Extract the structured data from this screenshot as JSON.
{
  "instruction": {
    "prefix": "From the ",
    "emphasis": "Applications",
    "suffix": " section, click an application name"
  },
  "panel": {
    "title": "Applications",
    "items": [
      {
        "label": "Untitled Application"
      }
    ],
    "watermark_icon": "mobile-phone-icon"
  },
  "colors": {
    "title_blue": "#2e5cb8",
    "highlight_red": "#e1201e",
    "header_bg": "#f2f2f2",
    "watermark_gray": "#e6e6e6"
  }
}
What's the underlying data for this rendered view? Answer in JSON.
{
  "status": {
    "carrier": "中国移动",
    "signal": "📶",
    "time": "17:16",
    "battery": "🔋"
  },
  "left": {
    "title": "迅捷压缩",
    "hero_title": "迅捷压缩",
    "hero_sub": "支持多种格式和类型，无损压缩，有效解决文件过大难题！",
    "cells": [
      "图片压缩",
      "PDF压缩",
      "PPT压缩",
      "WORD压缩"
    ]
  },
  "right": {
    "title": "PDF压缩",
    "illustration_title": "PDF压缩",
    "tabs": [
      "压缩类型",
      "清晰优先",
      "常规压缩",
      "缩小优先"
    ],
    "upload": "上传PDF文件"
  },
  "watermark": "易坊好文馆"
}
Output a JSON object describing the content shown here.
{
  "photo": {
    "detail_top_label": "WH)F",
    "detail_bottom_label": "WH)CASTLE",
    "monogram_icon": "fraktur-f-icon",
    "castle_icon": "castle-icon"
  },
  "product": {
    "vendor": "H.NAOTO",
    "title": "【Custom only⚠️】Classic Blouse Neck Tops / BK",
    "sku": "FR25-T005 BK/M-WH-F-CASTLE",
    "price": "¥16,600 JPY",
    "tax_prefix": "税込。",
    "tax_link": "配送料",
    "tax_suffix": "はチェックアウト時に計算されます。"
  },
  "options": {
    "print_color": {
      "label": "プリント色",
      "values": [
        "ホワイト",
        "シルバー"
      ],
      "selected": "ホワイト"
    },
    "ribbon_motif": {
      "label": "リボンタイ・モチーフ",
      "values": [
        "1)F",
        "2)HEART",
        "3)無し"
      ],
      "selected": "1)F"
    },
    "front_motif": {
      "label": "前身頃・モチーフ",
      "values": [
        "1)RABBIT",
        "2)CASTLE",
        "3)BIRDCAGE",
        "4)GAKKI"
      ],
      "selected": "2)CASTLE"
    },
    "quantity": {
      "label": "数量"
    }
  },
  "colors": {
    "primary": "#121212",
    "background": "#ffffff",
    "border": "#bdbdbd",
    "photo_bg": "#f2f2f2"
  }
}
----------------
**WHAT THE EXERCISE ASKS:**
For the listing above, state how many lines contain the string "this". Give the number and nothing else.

**YOUR SOLUTION:**
2